“Why not?”

Vash did not answer, and Tashnu did not wish to ask again until he could look at him.

After Vash had stood again, he said, “Come sit with me, Vash.”

'Come sit with me, Vash.'

“Thank you.”

But Vash only kicked Nina’s cushion closer to the fire and sat on it himself, as if he were not nearly the highest of them all.

“Does it help?” he asked.

'Does it help?'

“Does what help?”

“The Nina-​​elf.”


Vash leaned his head back against the wall and let his hair slip down his temple until both eyes were exposed to the ceiling.

“You have the Lena-​​elf in your chamber,” Tashnu pointed out. “You might see for yourself.”

'You have the Lena-elf in your chamber.'

“You know why she is there.”

Tashnu knew why she was there, but he did not know what would happen when she had her child and it was found to have fire nature like its mother. He had hoped that Vash had learned his lesson after helping the Sela-​​elf.

“I know why she’s there, but you might as well take advantage of her presence while she is.”

Vash bounced the back of his head against the wall, just hard enough to trouble Tashnu without seeming dangerous enough to warrant an order to stop. “Does it help?” he repeated.

'Does it help?'

Tashnu sighed and stretched out on the couch again. “It is not the same thing. But you don’t even know what the ‘same thing’ is, so you aren’t likely to be disappointed.”

“But it is what my father wants me to do. Therefore it must not be the right thing.”

“Vash! What a trial you must be to him. I’m certainly glad you aren’t my son.”

“I wish you were my father,” he pouted.

Tashnu snorted.

Tashnu snorted.

“I wish you were! When your son’s mother died, you did not lock your door to him.”

“You’re only four years younger than I,” Tashnu muttered, “so you could not have been so fortunate.”

It was not a comforting thing to say, but Tashnu had never known where to find the words that could ease others’ pain.
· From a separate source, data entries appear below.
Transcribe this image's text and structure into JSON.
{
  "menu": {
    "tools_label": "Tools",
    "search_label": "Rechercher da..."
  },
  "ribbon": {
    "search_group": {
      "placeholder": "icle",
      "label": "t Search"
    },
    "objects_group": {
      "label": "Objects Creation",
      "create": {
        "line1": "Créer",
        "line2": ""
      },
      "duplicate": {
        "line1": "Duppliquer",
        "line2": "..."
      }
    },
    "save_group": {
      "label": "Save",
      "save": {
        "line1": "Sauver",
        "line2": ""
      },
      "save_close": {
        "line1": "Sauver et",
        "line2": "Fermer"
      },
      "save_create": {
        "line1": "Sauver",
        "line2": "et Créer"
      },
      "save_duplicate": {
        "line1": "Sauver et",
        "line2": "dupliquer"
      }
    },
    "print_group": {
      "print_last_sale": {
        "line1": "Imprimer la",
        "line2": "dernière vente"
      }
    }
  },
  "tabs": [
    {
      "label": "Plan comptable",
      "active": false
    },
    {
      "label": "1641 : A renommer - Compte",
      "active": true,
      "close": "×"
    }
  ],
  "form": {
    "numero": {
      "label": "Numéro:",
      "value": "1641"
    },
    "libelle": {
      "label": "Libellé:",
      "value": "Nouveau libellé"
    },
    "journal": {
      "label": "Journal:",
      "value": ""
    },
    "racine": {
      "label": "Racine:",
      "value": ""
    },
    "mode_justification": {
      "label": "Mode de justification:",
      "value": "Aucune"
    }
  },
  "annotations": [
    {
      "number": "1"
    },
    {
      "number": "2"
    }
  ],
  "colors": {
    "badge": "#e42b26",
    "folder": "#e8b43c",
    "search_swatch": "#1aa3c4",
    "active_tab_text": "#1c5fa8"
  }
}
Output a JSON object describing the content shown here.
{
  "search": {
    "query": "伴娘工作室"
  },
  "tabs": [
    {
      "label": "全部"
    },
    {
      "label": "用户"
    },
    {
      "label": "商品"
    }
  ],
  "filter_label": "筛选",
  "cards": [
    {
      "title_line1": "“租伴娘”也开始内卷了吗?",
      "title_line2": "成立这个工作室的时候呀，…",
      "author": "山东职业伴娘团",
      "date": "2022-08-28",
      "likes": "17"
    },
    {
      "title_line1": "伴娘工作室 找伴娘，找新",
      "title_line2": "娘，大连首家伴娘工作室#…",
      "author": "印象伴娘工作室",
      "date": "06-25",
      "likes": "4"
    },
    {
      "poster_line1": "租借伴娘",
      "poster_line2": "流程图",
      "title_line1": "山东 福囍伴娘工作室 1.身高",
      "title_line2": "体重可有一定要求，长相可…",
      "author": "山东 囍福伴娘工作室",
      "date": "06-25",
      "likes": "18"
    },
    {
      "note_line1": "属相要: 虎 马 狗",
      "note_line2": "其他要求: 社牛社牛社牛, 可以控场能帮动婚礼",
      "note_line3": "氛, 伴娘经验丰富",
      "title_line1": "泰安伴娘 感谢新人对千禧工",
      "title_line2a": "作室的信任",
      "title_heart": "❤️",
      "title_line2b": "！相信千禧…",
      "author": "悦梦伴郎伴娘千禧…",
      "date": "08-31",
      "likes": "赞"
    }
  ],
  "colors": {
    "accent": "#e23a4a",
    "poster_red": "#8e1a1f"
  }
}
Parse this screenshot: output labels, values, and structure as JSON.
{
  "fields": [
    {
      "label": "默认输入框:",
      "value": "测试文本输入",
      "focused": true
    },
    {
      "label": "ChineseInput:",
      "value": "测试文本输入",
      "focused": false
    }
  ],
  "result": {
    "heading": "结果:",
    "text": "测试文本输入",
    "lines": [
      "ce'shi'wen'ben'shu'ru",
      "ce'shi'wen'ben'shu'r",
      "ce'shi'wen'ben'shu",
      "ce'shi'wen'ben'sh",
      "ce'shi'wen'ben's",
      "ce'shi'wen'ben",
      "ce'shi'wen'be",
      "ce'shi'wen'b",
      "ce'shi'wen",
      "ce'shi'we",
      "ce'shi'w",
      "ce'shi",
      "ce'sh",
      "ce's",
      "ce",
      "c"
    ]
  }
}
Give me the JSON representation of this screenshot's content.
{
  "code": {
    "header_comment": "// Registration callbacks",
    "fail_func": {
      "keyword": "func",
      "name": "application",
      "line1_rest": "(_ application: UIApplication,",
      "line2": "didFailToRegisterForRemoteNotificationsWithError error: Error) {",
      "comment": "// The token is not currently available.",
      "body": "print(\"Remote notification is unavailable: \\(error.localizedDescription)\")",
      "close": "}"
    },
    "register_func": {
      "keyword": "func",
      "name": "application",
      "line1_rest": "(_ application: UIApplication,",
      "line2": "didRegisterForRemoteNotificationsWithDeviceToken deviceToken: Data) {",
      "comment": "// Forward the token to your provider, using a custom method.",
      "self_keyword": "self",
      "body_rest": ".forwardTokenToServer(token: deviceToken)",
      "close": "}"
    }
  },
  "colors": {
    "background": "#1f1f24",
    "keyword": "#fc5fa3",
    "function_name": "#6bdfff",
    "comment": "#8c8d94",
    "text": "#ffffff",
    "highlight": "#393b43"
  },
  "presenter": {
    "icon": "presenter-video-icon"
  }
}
When his wife had been killed, opening his door to his children was very nearly all he in his grief had been able to do.

Vash sat up again, and his hair fell back over his right eye. “I shall not return to the lake,” he announced with a childish determination.

'I shall not return to the lake.'

“Oh, yes, about that,” Tashnu grumbled.

“Do you think it is possible to rape an elf who is willing? I think I might try.”

Tashnu sat up at once. “What are you saying?”

'What are you saying?'

“I think I already did,” he sniffed.

“Vash! Have you been gathering mushrooms in the dark?”

“I am perfectly well in mind and in body. And I think it is best that I not return to the lake. I think the Bright Lady loves me, and I think I hate her.”

Tashnu clutched at the cushions of the couch with both hands. The world seemed to be tipping on its side, and he seemed to be slipping off. “The Bright Lady!” he whispered in horror.

'She's an elf like any other.'

“She’s an elf like any other,” Vash said with a haughty tilt to his head. “She has a body like any other. Except that her ears are very ugly, and she is as cold as a dead frog. There is not even the spark of fire in her.”

“Vash! This is beyond sacrilege!”

“No. She is no goddess. Or, if she is, she is a goddess like the ancient goddesses of men, who liked to lie with mortals. She does – ”



“She does not love us like a mother. You do not know what she did to me, Nush. To us. She told Dre where I was hiding when I escaped.” He pushed the hair out of his eye so that he could fix on Tashnu the glittering gaze of the two. “Only she and I knew that place. She told Dre because she did not want me to escape just then. She wanted the elf Iylaina to marry the man Malcolm first. So that she could have me to herself!”


“And you know what that means for the rest of us.”

Tashnu scowled and shook his head.

“And you still think I should not speak to the Dark Lady?”

'And you still think I should not speak to the Dark Lady?'

“You will lose your soul. It may already be lost, to hear you speak so.”

“It is not lost. I still hold it in both my hands, and I shall hold it with my teeth if they take my hands from me. And as long as I have eyes I shall try to see.” He let his hair fall back over the one, as if the other were already eye enough. “And even if they take them from me, Nush. And even if they take my soul. It is as the Unnamed One said. The less I have to lose, the stronger I am.”

'The less I have to lose, the stronger I am.'